Gabriel Boric was elected president of Chile on December 19th. In an LRB article about his campaign, he was said to be embarrassed by one of the parties that supported him, when it welcomed Daniel Ortega’s re-election in Nicaragua the previous month. LRB published the letter below in its issue of January 27th, in response to the December article.
Writing before the impressive victory of Gabriel Boric in Chile’s elections, Michael Chessum refers to the ‘embarrassment’ felt by Boric’s supporters when the Chilean Communist Party welcomed Daniel Ortega’s re-election in Nicaragua, ‘given Ortega’s ruthless repression of the opposition’ (LRB, 16 December 2021). This requires some disentangling.
Following the lead of the Biden administration, most of the mainstream media, including in Latin America, have dismissed November’s poll in Nicaragua as a ‘sham’ because of the arrest of rival candidates. Yet none of those arrested was being formally considered as a candidate; several weren’t even members of a political party. More important, all have been charged with criminal acts that could have resulted in arrest had they been committed in the UK or the US. One set of charges relates to the receipt of large sums of money from the US government for ‘democracy promotion’, which many regard as a euphemism for regime change. Several of those arrested had approached the US administration, or appeared at international forums such as the Organisation of American States, demanding economic sanctions and even military intervention against their own country. Some were involved in the violent destabilisation of Nicaragua in 2018, which resulted in many people being killed. One of those arrested, Medardo Mairena, had been convicted of orchestrating an armed attack on a rural police station in July 2018 which left four police officers dead: as part of the post-coup reconciliation process, he and others had been released from prison under a conditional amnesty.
Given the political violence in Nicaragua in the recent past, many feared a recurrence in the run-up to the election and either welcomed or were indifferent to the arrests. On polling day, no one was surprised when the public ignored opposition demands that they abstain from voting, and there was a 66 per cent turnout. Ortega, with 75 per cent of the vote, defeated five rivals. Arguably, a key reason for his victory was the government’s successful drive to reduce poverty and invest in public services since it took power in 2007. As Chessum points out, this is a challenge that now faces Boric.
Boric joins Xiomara Castro in Honduras as a left-wing leader cleanly elected in a recent election, who for the time being is probably immune from US destabilisation attempts.

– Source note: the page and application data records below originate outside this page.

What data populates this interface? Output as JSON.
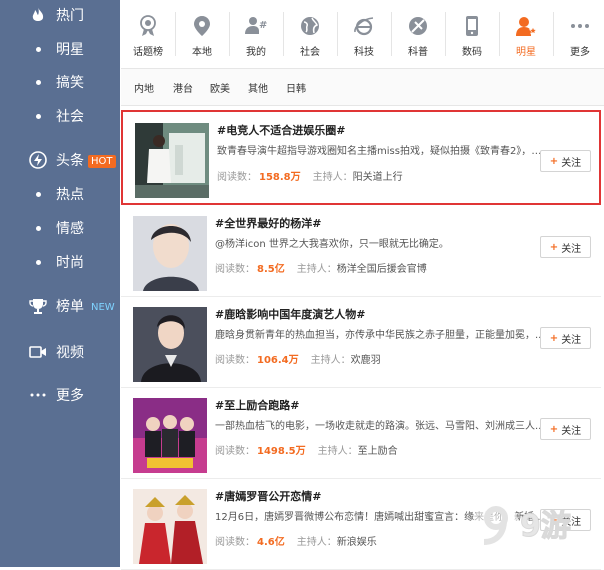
{
  "sidebar": {
    "items": [
      {
        "label": "热门",
        "icon": "fire-icon"
      },
      {
        "label": "明星"
      },
      {
        "label": "搞笑"
      },
      {
        "label": "社会"
      },
      {
        "label": "头条",
        "icon": "lightning-icon",
        "badge": "HOT"
      },
      {
        "label": "热点"
      },
      {
        "label": "情感"
      },
      {
        "label": "时尚"
      },
      {
        "label": "榜单",
        "icon": "trophy-icon",
        "badge": "NEW"
      },
      {
        "label": "视频",
        "icon": "video-icon"
      },
      {
        "label": "更多",
        "icon": "more-dots-icon"
      }
    ]
  },
  "categories": [
    {
      "label": "话题榜",
      "icon": "medal-icon"
    },
    {
      "label": "本地",
      "icon": "location-pin-icon"
    },
    {
      "label": "我的",
      "icon": "user-hash-icon"
    },
    {
      "label": "社会",
      "icon": "globe-icon"
    },
    {
      "label": "科技",
      "icon": "ie-browser-icon"
    },
    {
      "label": "科普",
      "icon": "satellite-icon"
    },
    {
      "label": "数码",
      "icon": "phone-icon"
    },
    {
      "label": "明星",
      "icon": "star-person-icon",
      "active": true
    },
    {
      "label": "更多",
      "icon": "more-dots-icon"
    }
  ],
  "subtabs": [
    "内地",
    "港台",
    "欧美",
    "其他",
    "日韩"
  ],
  "labels": {
    "reads": "阅读数：",
    "host": "主持人：",
    "follow": "关注"
  },
  "feed": [
    {
      "title": "#电竞人不适合进娱乐圈#",
      "desc": "致青春导演牛超指导游戏圈知名主播miss拍戏，疑似拍摄《致青春2》，从...",
      "reads": "158.8万",
      "host": "阳关道上行"
    },
    {
      "title": "#全世界最好的杨洋#",
      "desc": "@杨洋icon 世界之大我喜欢你，只一眼就无比确定。",
      "reads": "8.5亿",
      "host": "杨洋全国后援会官博"
    },
    {
      "title": "#鹿晗影响中国年度演艺人物#",
      "desc": "鹿晗身贯新青年的热血担当，亦传承中华民族之赤子胆量，正能量加冕，...",
      "reads": "106.4万",
      "host": "欢鹿羽"
    },
    {
      "title": "#至上励合跑路#",
      "desc": "一部热血桔飞的电影，一场收走就走的路演。张远、马雪阳、刘洲成三人...",
      "reads": "1498.5万",
      "host": "至上励合"
    },
    {
      "title": "#唐嫣罗晋公开恋情#",
      "desc": "12月6日，唐嫣罗晋微博公布恋情！唐嫣喊出甜蜜宣言：缘来是你。新婚...",
      "reads": "4.6亿",
      "host": "新浪娱乐"
    }
  ],
  "watermark": "9游",
  "colors": {
    "sidebar": "#5a6f92",
    "accent": "#f36b21",
    "highlight": "#e03535"
  }
}
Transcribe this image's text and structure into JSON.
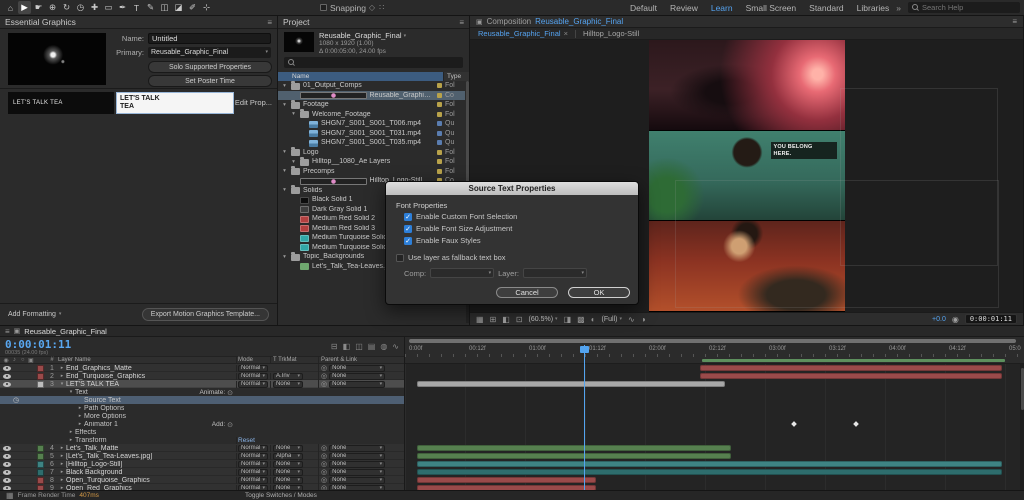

But, as every Latin American knows, this immunity will not last long. He might at some point need the support of other progressive governments in the region, even those he currently wants to keep at arm’s length.
Original letter: London Review of Books.